TASK STATEMENT:
Look for "kind" in the material below and show each line that contains it.
── EXTRACTED INFORMATION ──
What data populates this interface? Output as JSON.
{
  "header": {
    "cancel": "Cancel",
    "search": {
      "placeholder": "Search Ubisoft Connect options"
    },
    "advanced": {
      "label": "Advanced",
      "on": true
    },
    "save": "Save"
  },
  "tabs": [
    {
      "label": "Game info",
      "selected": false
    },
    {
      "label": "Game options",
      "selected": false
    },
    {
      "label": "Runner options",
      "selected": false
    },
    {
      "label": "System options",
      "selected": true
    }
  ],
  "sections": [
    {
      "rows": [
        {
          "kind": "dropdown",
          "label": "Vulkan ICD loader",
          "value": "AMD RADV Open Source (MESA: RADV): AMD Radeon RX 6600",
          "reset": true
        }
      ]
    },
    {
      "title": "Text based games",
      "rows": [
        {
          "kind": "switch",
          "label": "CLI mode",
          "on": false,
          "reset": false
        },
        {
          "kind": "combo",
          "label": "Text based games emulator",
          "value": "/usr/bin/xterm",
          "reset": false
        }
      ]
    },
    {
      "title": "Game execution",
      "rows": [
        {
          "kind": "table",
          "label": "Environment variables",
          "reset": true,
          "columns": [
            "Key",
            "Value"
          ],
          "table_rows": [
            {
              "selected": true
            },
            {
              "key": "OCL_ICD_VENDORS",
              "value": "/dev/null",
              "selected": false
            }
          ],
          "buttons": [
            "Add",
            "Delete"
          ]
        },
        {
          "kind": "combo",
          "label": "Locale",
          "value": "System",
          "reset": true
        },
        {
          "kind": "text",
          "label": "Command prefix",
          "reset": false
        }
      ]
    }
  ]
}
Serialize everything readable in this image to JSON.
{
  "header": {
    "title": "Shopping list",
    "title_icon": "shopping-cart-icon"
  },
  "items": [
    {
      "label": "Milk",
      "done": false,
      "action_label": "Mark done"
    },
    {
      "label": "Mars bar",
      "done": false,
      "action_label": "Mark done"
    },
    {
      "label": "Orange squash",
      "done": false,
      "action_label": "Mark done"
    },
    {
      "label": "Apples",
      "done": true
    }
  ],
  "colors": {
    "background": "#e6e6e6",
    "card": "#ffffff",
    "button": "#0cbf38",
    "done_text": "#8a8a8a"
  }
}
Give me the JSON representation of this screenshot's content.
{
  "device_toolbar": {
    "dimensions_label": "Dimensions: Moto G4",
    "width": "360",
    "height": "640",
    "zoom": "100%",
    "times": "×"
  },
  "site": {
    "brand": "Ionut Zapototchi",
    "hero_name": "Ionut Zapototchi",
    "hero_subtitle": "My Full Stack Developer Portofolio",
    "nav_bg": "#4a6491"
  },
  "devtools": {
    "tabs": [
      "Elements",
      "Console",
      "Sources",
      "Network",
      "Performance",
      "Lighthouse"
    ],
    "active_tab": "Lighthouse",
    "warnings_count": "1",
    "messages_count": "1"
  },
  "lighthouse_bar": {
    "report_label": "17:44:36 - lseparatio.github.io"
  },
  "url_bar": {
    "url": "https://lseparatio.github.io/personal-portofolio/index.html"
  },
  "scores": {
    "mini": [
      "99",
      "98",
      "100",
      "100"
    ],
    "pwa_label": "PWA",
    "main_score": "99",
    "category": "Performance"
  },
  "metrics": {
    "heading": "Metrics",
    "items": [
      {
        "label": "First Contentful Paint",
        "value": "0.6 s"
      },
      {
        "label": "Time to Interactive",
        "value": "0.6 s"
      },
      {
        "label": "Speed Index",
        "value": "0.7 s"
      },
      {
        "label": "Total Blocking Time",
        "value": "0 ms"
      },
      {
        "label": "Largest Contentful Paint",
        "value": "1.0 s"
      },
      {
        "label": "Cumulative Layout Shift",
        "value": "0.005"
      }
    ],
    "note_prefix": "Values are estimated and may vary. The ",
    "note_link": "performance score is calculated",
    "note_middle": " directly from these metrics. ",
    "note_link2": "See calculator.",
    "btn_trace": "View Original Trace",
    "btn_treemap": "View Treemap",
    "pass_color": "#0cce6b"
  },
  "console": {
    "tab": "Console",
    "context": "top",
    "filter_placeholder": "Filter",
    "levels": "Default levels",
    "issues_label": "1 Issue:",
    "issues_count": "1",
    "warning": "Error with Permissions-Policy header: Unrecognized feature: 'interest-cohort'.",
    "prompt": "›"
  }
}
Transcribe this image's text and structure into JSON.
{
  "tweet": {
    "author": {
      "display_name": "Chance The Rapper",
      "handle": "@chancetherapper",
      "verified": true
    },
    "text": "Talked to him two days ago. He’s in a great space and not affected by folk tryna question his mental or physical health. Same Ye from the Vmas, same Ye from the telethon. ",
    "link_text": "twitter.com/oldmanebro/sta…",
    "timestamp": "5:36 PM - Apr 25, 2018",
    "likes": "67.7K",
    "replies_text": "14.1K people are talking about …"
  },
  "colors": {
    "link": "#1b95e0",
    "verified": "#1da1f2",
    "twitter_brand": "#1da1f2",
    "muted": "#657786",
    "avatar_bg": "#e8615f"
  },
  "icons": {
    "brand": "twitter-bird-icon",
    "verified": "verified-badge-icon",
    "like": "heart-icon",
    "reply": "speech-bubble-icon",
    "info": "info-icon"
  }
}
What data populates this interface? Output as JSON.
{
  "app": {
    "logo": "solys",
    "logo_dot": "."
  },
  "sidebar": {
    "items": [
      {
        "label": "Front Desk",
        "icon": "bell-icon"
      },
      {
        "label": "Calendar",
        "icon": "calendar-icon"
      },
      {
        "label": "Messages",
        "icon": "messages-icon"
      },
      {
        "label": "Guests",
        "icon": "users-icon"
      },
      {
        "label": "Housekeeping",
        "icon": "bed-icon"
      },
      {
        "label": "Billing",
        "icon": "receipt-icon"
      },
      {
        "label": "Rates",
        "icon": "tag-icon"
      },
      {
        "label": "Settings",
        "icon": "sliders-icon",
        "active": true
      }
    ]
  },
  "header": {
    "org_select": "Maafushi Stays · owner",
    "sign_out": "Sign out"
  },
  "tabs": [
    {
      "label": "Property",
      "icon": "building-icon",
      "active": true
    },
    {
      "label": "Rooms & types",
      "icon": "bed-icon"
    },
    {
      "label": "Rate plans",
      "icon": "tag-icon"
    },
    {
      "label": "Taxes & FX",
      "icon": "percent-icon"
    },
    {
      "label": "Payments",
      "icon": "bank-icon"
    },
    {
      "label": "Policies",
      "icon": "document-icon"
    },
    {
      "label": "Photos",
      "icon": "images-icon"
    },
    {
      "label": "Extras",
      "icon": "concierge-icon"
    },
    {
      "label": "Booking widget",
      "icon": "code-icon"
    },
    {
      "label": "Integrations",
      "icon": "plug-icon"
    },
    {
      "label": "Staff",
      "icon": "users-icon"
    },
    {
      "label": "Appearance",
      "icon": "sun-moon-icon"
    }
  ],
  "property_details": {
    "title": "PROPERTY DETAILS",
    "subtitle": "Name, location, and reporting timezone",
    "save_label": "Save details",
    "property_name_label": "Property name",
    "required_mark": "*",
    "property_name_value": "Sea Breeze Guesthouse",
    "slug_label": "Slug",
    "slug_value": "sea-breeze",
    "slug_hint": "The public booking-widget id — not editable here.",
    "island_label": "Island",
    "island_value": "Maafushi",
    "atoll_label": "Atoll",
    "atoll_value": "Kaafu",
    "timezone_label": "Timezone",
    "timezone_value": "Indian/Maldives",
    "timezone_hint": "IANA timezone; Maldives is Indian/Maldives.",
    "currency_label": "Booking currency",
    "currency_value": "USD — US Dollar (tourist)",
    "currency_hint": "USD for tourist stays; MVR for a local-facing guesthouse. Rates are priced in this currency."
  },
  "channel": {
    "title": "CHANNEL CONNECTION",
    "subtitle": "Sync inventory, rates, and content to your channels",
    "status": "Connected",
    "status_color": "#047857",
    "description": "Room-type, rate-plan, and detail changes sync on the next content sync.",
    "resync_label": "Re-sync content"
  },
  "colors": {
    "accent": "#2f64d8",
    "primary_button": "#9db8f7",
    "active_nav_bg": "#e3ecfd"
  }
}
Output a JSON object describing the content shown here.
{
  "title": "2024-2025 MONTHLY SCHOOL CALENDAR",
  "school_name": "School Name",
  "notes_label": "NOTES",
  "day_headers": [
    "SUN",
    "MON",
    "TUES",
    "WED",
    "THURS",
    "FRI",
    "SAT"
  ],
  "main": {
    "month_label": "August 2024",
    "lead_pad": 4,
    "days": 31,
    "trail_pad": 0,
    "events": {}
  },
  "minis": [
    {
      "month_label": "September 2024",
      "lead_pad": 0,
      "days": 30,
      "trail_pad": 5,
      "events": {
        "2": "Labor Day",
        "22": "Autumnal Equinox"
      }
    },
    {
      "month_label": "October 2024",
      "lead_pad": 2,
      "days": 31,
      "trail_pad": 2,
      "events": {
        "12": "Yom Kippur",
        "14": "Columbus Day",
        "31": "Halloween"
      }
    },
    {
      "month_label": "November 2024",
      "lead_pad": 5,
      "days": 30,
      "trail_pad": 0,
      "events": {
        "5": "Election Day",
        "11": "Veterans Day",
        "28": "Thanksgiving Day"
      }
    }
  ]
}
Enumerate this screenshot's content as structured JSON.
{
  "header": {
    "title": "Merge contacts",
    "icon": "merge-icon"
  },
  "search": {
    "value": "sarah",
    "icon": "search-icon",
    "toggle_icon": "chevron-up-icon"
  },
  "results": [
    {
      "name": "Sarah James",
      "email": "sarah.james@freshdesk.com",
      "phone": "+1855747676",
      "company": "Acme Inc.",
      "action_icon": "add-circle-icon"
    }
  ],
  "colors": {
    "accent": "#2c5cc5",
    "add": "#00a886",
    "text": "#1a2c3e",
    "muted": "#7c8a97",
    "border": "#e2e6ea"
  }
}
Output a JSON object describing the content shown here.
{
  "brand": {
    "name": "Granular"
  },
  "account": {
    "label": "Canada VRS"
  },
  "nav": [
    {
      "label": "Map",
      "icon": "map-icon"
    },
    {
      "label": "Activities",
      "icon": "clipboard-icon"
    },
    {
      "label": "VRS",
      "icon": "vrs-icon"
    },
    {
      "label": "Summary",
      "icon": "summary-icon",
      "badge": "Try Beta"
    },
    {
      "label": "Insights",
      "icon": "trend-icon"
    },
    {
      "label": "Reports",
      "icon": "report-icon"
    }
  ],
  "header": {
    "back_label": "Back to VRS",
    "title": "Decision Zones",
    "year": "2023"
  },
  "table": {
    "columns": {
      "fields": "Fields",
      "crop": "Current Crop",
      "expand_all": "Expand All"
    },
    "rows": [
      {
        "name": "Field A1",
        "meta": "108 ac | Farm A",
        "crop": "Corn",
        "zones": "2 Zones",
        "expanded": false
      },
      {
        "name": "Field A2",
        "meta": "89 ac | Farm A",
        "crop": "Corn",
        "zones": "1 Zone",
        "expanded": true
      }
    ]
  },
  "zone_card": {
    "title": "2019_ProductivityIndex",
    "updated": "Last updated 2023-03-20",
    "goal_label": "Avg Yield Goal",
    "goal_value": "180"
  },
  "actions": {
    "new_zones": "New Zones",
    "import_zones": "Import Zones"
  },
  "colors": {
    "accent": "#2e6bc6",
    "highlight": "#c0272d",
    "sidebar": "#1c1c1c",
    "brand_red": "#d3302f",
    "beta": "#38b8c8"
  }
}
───
WRITTEN REPLY:
          "kind": "dropdown",
          "kind": "switch",
          "kind": "combo",
          "kind": "table",
          "kind": "combo",
          "kind": "text",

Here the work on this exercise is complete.